Have you ever had to rebuild trust with someone who betrayed you?

What helped you learn to trust them again?

How long did it take?

Coach Hannah, here. I’m willing to bet that there were some common elements present in the process of rebuilding trust, including:

  • Consistent behavior (i.e. the person showing up when they said they would)

  • Small gestures that built to larger ones

  • All of the above building over time

When someone hurts us, or betrays our trust in some significant way, in order to trust them again we need for them to earn it.

Typically, this doesn’t happen in one heroic gesture of trustworthiness. More often than not, it takes us seeing them as reliable in many small instances over a long period of time, before we truly believe that they are a safe person we can fully trust.

This is the same process we need to go through to rebuild trust with our bodies after an injury or pain experience.

If your upper traps have been in pain on and off for months, treating yourself to one amazing massage to “relax” those muscles isn’t going to change their trust in you as their caregiver. That is the equivalent of your lover buying you an overly large & expensive bouquet of flowers to make amends for breaking your heart. It’s not enough.

Those muscles have been telling you that things aren’t right, that they need different inputs of care, for months. That’s what pain is -- your body communicating that something isn’t working, that it doesn’t feel safe.

Each time you ignore that pain signal from your neck & shoulders (or numb it) so you can keep going, you are eroding the trust your body has in YOU to keep it safe and healthy.

The longer that goes on, the longer it may take to rebuild that trust.

This is not meant to be a chastisement, it is simply meant to help you recalibrate your expectations of change.

And to help you understand your role in rebuilding trust.

Trust is the foundation.

You need to be able to trust your body, your body needs to be able to trust you. Without that, the pain will persist. The range of motion will stay limited.
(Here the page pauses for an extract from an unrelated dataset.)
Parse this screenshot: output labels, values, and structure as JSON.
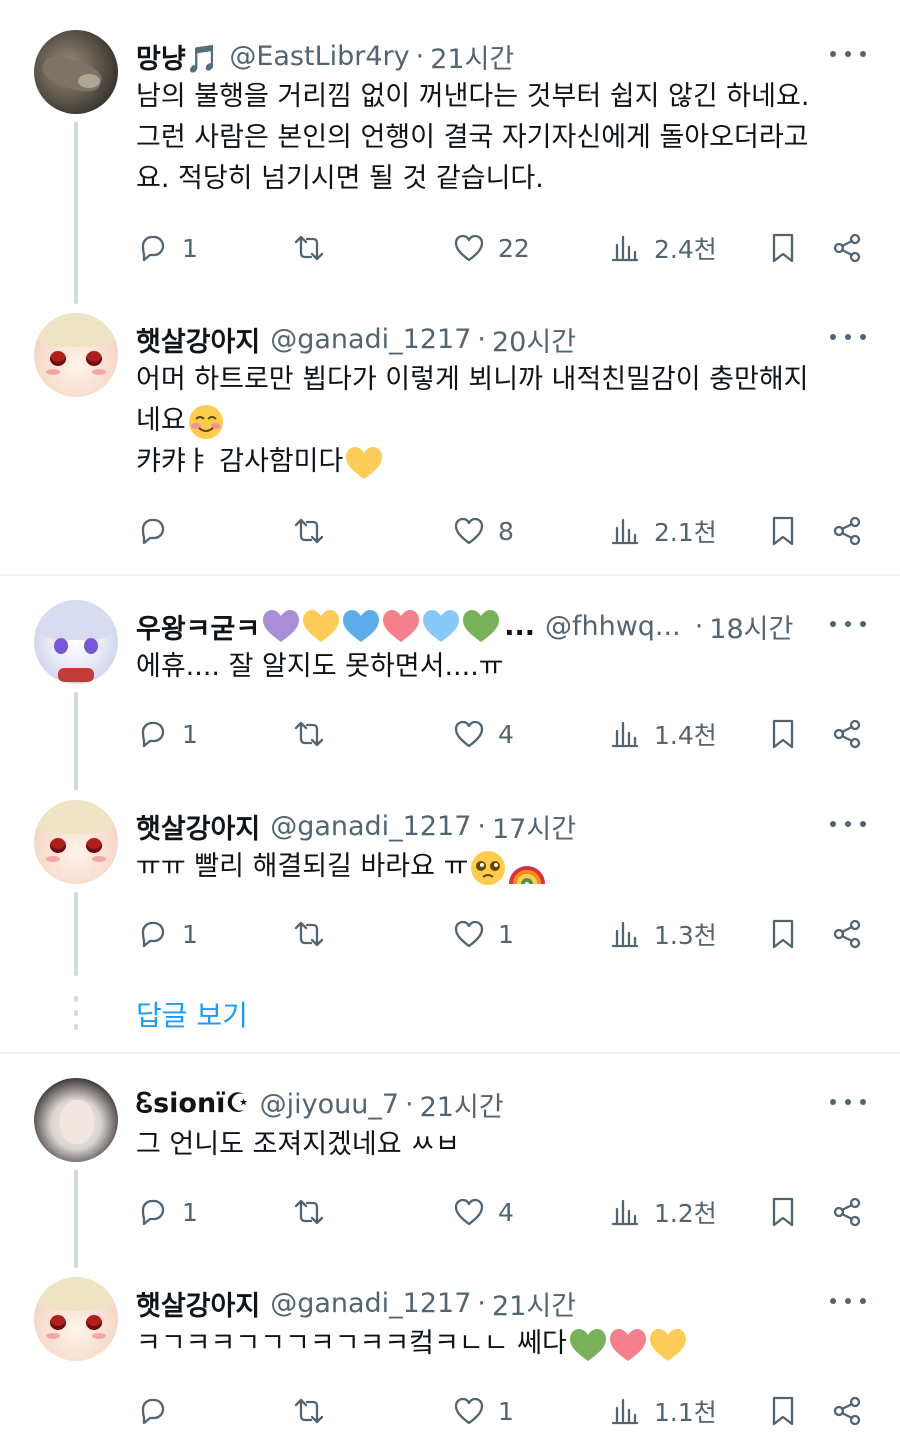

You’ll feel “tight” in all the same places.

It’s so easy to fool ourselves into thinking that the heroic gesture is the answer, and that the small things we can do for ourselves aren’t enough, and therefore aren’t worth doing.

If there is one thing I’ve learned first hand from my recent injury, it’s that there is no gesture heroic enough to build that trust bridge in one go.

What has made the biggest difference is the small things, done daily, that add up slowly over time.

That’s why I get up early to do my CARs before I start training at 6:30am. It’s why I stay up a few minutes after my partner has gone to bed to do one more set of PAILs and RAILs before I call it a night. It’s why I take breaks from the computer and do my breathing exercises, even though it interrupts my writing flow.

These are the ways I show up for myself.

These are the inputs that prove to my body that I am a responsible caregiver of her needs.

These are the building blocks of trust.

To your resilience,